#### What the exercise asks:
Spot each line in the data below containing "JSON" and copy it.

#### Records supplied:
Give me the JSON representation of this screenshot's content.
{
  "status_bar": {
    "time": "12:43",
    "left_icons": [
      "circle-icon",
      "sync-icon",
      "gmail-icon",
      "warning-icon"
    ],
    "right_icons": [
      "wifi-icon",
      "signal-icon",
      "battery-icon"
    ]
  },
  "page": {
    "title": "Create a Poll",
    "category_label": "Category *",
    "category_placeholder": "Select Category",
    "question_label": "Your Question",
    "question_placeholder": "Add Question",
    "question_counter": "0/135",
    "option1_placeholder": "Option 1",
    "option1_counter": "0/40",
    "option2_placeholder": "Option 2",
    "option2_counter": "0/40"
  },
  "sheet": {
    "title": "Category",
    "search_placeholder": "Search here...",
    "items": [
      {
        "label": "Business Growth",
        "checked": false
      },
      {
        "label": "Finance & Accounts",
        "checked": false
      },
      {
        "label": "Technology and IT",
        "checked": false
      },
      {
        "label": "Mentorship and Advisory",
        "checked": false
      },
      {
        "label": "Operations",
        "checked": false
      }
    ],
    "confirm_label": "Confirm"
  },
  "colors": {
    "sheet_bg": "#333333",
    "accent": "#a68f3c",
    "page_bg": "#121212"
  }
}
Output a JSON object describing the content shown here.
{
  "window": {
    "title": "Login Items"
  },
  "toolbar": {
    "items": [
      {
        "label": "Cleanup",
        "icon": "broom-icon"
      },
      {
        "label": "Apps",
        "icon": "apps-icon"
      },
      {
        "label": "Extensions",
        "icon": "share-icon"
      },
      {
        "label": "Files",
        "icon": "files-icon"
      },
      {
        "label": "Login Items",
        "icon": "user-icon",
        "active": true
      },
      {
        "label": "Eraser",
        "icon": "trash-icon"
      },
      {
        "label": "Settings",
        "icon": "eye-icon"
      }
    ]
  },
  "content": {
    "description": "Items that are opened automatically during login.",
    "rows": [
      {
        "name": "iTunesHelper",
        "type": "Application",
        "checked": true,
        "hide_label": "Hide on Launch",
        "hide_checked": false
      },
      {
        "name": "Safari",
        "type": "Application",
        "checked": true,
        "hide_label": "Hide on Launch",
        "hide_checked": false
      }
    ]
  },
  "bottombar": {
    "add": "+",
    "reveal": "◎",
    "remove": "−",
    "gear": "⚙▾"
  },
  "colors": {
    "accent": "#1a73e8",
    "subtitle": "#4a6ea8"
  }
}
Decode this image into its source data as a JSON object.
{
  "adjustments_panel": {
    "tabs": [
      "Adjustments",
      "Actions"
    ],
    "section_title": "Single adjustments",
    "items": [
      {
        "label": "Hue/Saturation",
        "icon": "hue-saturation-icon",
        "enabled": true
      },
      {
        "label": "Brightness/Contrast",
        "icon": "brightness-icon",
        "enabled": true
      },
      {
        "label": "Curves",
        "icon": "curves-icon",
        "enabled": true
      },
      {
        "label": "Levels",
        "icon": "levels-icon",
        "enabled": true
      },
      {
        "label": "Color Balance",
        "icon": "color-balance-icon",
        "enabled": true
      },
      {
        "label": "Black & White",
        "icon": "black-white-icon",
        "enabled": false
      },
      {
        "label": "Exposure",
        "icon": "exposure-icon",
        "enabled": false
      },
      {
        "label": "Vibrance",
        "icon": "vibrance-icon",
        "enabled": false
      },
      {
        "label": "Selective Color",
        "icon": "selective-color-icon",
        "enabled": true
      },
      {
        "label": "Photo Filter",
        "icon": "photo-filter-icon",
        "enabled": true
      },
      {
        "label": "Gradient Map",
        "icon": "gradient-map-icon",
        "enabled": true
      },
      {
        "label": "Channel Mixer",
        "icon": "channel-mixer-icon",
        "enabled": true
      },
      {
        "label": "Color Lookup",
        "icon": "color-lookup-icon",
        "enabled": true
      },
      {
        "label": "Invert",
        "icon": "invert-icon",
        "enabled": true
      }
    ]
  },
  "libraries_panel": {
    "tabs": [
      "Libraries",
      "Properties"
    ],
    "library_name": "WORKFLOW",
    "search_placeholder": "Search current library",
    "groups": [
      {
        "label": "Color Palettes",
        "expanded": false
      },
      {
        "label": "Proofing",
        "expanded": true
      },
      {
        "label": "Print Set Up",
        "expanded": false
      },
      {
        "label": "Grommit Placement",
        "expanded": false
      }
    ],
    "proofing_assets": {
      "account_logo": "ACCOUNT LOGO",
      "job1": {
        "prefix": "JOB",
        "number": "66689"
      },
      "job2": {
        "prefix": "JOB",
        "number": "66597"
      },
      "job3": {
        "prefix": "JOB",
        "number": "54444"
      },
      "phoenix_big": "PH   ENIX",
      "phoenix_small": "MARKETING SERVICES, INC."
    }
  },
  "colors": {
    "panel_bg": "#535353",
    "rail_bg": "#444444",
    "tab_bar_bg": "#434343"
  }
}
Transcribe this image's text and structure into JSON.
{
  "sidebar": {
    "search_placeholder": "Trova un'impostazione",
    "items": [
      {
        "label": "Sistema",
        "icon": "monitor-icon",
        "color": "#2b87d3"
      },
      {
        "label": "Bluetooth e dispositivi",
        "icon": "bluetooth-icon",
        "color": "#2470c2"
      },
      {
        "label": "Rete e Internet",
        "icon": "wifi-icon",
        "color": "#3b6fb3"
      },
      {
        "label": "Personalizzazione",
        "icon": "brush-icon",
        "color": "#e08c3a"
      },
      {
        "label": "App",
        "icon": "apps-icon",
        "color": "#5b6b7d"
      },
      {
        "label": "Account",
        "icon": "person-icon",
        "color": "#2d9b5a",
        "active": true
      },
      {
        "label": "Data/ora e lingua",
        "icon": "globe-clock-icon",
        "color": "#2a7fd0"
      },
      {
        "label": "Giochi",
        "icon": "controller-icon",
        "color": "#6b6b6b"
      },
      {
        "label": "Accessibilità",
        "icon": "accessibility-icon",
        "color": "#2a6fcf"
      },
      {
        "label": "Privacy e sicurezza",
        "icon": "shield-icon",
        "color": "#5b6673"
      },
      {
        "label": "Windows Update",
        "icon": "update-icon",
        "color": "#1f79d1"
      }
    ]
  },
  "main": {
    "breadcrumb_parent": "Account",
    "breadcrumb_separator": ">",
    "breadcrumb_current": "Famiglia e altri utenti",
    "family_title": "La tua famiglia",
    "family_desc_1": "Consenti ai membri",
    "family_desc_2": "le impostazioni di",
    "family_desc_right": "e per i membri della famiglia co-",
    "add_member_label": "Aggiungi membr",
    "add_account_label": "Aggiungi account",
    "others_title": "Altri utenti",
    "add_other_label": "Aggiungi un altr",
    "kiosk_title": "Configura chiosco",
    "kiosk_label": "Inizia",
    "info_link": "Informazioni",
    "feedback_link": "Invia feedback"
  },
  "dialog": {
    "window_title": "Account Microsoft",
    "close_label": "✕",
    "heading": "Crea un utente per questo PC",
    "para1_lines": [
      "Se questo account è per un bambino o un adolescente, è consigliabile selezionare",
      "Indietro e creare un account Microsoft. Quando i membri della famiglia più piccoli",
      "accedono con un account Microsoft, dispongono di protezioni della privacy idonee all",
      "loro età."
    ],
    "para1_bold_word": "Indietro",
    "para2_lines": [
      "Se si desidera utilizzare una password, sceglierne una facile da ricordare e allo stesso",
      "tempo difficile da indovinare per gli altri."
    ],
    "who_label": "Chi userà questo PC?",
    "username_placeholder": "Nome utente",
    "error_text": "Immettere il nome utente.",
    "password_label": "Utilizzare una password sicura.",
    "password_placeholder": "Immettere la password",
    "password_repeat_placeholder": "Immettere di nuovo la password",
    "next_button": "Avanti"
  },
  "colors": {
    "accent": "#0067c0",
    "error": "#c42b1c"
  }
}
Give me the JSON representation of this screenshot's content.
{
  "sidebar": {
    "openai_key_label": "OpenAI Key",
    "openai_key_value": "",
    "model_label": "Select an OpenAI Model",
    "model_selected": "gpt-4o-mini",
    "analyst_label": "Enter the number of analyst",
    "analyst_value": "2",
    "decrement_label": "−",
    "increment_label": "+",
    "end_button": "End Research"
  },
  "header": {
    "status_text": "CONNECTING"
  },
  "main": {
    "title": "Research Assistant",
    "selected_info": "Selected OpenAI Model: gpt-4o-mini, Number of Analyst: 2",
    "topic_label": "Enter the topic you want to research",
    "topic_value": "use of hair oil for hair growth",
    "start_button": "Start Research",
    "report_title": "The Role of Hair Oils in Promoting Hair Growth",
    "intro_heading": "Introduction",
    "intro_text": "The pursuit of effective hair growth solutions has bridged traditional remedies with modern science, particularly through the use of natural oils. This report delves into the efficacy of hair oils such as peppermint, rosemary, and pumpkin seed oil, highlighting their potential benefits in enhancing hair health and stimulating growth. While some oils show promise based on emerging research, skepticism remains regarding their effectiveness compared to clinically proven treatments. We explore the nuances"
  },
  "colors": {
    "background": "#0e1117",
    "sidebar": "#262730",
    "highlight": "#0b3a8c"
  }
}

#### Result of this task:
Give me the JSON representation of this screenshot's content.
Output a JSON object describing the content shown here.
Decode this image into its source data as a JSON object.
Transcribe this image's text and structure into JSON.
Give me the JSON representation of this screenshot's content.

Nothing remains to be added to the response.